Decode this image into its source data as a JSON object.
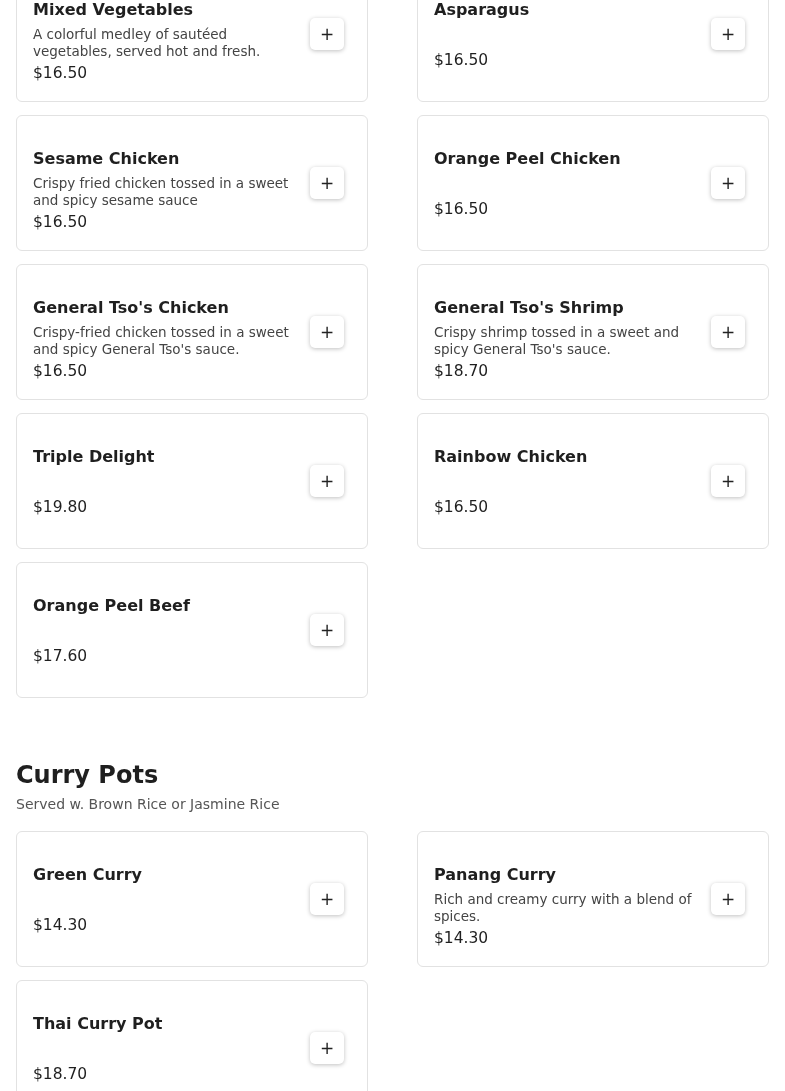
{
  "sections": [
    {
      "items": [
        {
          "name": "Mixed Vegetables",
          "description": "A colorful medley of sautéed vegetables, served hot and fresh.",
          "price": "$16.50",
          "add": "+"
        },
        {
          "name": "Asparagus",
          "price": "$16.50",
          "add": "+"
        },
        {
          "name": "Sesame Chicken",
          "description": "Crispy fried chicken tossed in a sweet and spicy sesame sauce",
          "price": "$16.50",
          "add": "+"
        },
        {
          "name": "Orange Peel Chicken",
          "price": "$16.50",
          "add": "+"
        },
        {
          "name": "General Tso's Chicken",
          "description": "Crispy-fried chicken tossed in a sweet and spicy General Tso's sauce.",
          "price": "$16.50",
          "add": "+"
        },
        {
          "name": "General Tso's Shrimp",
          "description": "Crispy shrimp tossed in a sweet and spicy General Tso's sauce.",
          "price": "$18.70",
          "add": "+"
        },
        {
          "name": "Triple Delight",
          "price": "$19.80",
          "add": "+"
        },
        {
          "name": "Rainbow Chicken",
          "price": "$16.50",
          "add": "+"
        },
        {
          "name": "Orange Peel Beef",
          "price": "$17.60",
          "add": "+"
        }
      ]
    },
    {
      "title": "Curry Pots",
      "subtitle": "Served w. Brown Rice or Jasmine Rice",
      "items": [
        {
          "name": "Green Curry",
          "price": "$14.30",
          "add": "+"
        },
        {
          "name": "Panang Curry",
          "description": "Rich and creamy curry with a blend of spices.",
          "price": "$14.30",
          "add": "+"
        },
        {
          "name": "Thai Curry Pot",
          "price": "$18.70",
          "add": "+"
        }
      ]
    }
  ]
}
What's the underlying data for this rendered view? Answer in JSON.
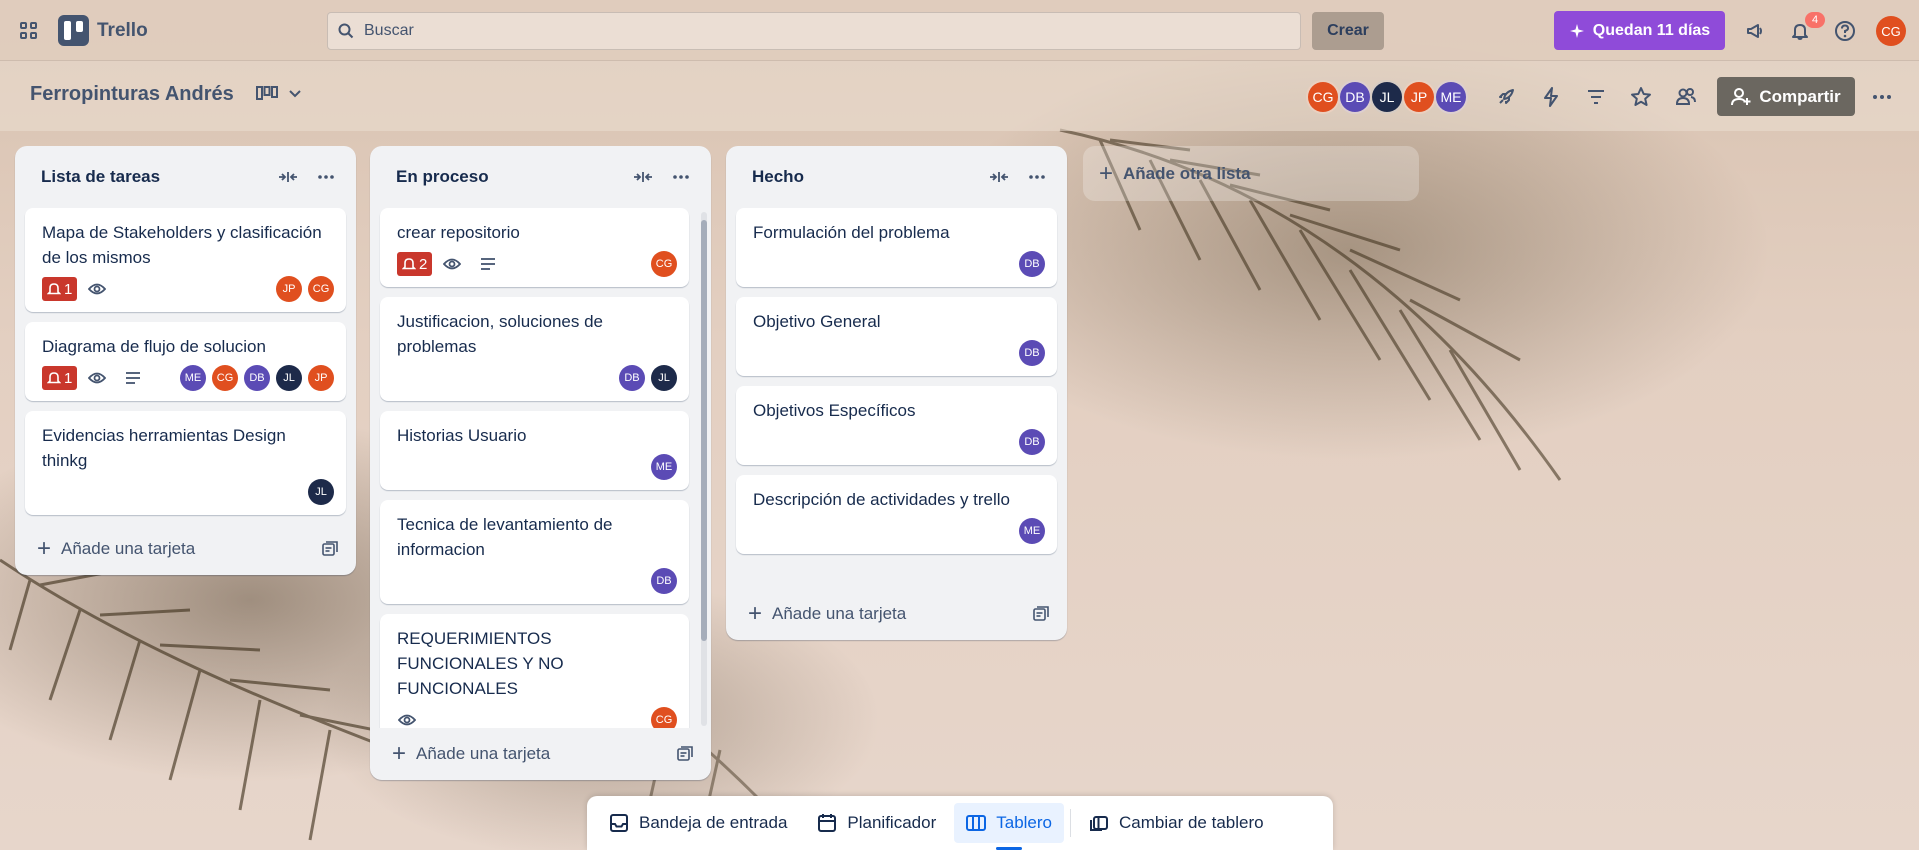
{
  "colors": {
    "CG": "#e04f1f",
    "DB": "#5b4bb5",
    "JL": "#1d2a4a",
    "JP": "#e04f1f",
    "ME": "#5b4bb5",
    "due_badge": "#c9372c",
    "trial": "#8f4bd9"
  },
  "topbar": {
    "app_name": "Trello",
    "search_placeholder": "Buscar",
    "create_label": "Crear",
    "trial_label": "Quedan 11 días",
    "notifications_count": "4",
    "user_initials": "CG"
  },
  "board": {
    "title": "Ferropinturas Andrés",
    "members": [
      "CG",
      "DB",
      "JL",
      "JP",
      "ME"
    ],
    "share_label": "Compartir",
    "add_list_label": "Añade otra lista"
  },
  "lists": [
    {
      "title": "Lista de tareas",
      "add_card_label": "Añade una tarjeta",
      "cards": [
        {
          "title": "Mapa de Stakeholders y clasificación de los mismos",
          "due": "1",
          "watch": true,
          "desc": false,
          "members": [
            "JP",
            "CG"
          ]
        },
        {
          "title": "Diagrama de flujo de solucion",
          "due": "1",
          "watch": true,
          "desc": true,
          "members": [
            "ME",
            "CG",
            "DB",
            "JL",
            "JP"
          ]
        },
        {
          "title": "Evidencias herramientas Design thinkg",
          "due": "",
          "watch": false,
          "desc": false,
          "members": [
            "JL"
          ]
        }
      ]
    },
    {
      "title": "En proceso",
      "add_card_label": "Añade una tarjeta",
      "cards": [
        {
          "title": "crear repositorio",
          "due": "2",
          "watch": true,
          "desc": true,
          "members": [
            "CG"
          ]
        },
        {
          "title": "Justificacion, soluciones de problemas",
          "due": "",
          "watch": false,
          "desc": false,
          "members": [
            "DB",
            "JL"
          ]
        },
        {
          "title": "Historias Usuario",
          "due": "",
          "watch": false,
          "desc": false,
          "members": [
            "ME"
          ]
        },
        {
          "title": "Tecnica de levantamiento de informacion",
          "due": "",
          "watch": false,
          "desc": false,
          "members": [
            "DB"
          ]
        },
        {
          "title": "REQUERIMIENTOS FUNCIONALES Y NO FUNCIONALES",
          "due": "",
          "watch": true,
          "desc": false,
          "members": [
            "CG"
          ]
        }
      ]
    },
    {
      "title": "Hecho",
      "add_card_label": "Añade una tarjeta",
      "cards": [
        {
          "title": "Formulación del problema",
          "due": "",
          "watch": false,
          "desc": false,
          "members": [
            "DB"
          ]
        },
        {
          "title": "Objetivo General",
          "due": "",
          "watch": false,
          "desc": false,
          "members": [
            "DB"
          ]
        },
        {
          "title": "Objetivos Específicos",
          "due": "",
          "watch": false,
          "desc": false,
          "members": [
            "DB"
          ]
        },
        {
          "title": "Descripción de actividades y trello",
          "due": "",
          "watch": false,
          "desc": false,
          "members": [
            "ME"
          ]
        }
      ]
    }
  ],
  "bottom_nav": {
    "inbox": "Bandeja de entrada",
    "planner": "Planificador",
    "board": "Tablero",
    "switch": "Cambiar de tablero"
  }
}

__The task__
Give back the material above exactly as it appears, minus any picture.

__Task result__
Decode this image into its source data as a JSON object.
{
  "sections": [
    {
      "items": [
        {
          "name": "Mixed Vegetables",
          "description": "A colorful medley of sautéed vegetables, served hot and fresh.",
          "price": "$16.50",
          "add": "+"
        },
        {
          "name": "Asparagus",
          "price": "$16.50",
          "add": "+"
        },
        {
          "name": "Sesame Chicken",
          "description": "Crispy fried chicken tossed in a sweet and spicy sesame sauce",
          "price": "$16.50",
          "add": "+"
        },
        {
          "name": "Orange Peel Chicken",
          "price": "$16.50",
          "add": "+"
        },
        {
          "name": "General Tso's Chicken",
          "description": "Crispy-fried chicken tossed in a sweet and spicy General Tso's sauce.",
          "price": "$16.50",
          "add": "+"
        },
        {
          "name": "General Tso's Shrimp",
          "description": "Crispy shrimp tossed in a sweet and spicy General Tso's sauce.",
          "price": "$18.70",
          "add": "+"
        },
        {
          "name": "Triple Delight",
          "price": "$19.80",
          "add": "+"
        },
        {
          "name": "Rainbow Chicken",
          "price": "$16.50",
          "add": "+"
        },
        {
          "name": "Orange Peel Beef",
          "price": "$17.60",
          "add": "+"
        }
      ]
    },
    {
      "title": "Curry Pots",
      "subtitle": "Served w. Brown Rice or Jasmine Rice",
      "items": [
        {
          "name": "Green Curry",
          "price": "$14.30",
          "add": "+"
        },
        {
          "name": "Panang Curry",
          "description": "Rich and creamy curry with a blend of spices.",
          "price": "$14.30",
          "add": "+"
        },
        {
          "name": "Thai Curry Pot",
          "price": "$18.70",
          "add": "+"
        }
      ]
    }
  ]
}
What's the underlying data for this rendered view? Answer in JSON.
{
  "colors": {
    "CG": "#e04f1f",
    "DB": "#5b4bb5",
    "JL": "#1d2a4a",
    "JP": "#e04f1f",
    "ME": "#5b4bb5",
    "due_badge": "#c9372c",
    "trial": "#8f4bd9"
  },
  "topbar": {
    "app_name": "Trello",
    "search_placeholder": "Buscar",
    "create_label": "Crear",
    "trial_label": "Quedan 11 días",
    "notifications_count": "4",
    "user_initials": "CG"
  },
  "board": {
    "title": "Ferropinturas Andrés",
    "members": [
      "CG",
      "DB",
      "JL",
      "JP",
      "ME"
    ],
    "share_label": "Compartir",
    "add_list_label": "Añade otra lista"
  },
  "lists": [
    {
      "title": "Lista de tareas",
      "add_card_label": "Añade una tarjeta",
      "cards": [
        {
          "title": "Mapa de Stakeholders y clasificación de los mismos",
          "due": "1",
          "watch": true,
          "desc": false,
          "members": [
            "JP",
            "CG"
          ]
        },
        {
          "title": "Diagrama de flujo de solucion",
          "due": "1",
          "watch": true,
          "desc": true,
          "members": [
            "ME",
            "CG",
            "DB",
            "JL",
            "JP"
          ]
        },
        {
          "title": "Evidencias herramientas Design thinkg",
          "due": "",
          "watch": false,
          "desc": false,
          "members": [
            "JL"
          ]
        }
      ]
    },
    {
      "title": "En proceso",
      "add_card_label": "Añade una tarjeta",
      "cards": [
        {
          "title": "crear repositorio",
          "due": "2",
          "watch": true,
          "desc": true,
          "members": [
            "CG"
          ]
        },
        {
          "title": "Justificacion, soluciones de problemas",
          "due": "",
          "watch": false,
          "desc": false,
          "members": [
            "DB",
            "JL"
          ]
        },
        {
          "title": "Historias Usuario",
          "due": "",
          "watch": false,
          "desc": false,
          "members": [
            "ME"
          ]
        },
        {
          "title": "Tecnica de levantamiento de informacion",
          "due": "",
          "watch": false,
          "desc": false,
          "members": [
            "DB"
          ]
        },
        {
          "title": "REQUERIMIENTOS FUNCIONALES Y NO FUNCIONALES",
          "due": "",
          "watch": true,
          "desc": false,
          "members": [
            "CG"
          ]
        }
      ]
    },
    {
      "title": "Hecho",
      "add_card_label": "Añade una tarjeta",
      "cards": [
        {
          "title": "Formulación del problema",
          "due": "",
          "watch": false,
          "desc": false,
          "members": [
            "DB"
          ]
        },
        {
          "title": "Objetivo General",
          "due": "",
          "watch": false,
          "desc": false,
          "members": [
            "DB"
          ]
        },
        {
          "title": "Objetivos Específicos",
          "due": "",
          "watch": false,
          "desc": false,
          "members": [
            "DB"
          ]
        },
        {
          "title": "Descripción de actividades y trello",
          "due": "",
          "watch": false,
          "desc": false,
          "members": [
            "ME"
          ]
        }
      ]
    }
  ],
  "bottom_nav": {
    "inbox": "Bandeja de entrada",
    "planner": "Planificador",
    "board": "Tablero",
    "switch": "Cambiar de tablero"
  }
}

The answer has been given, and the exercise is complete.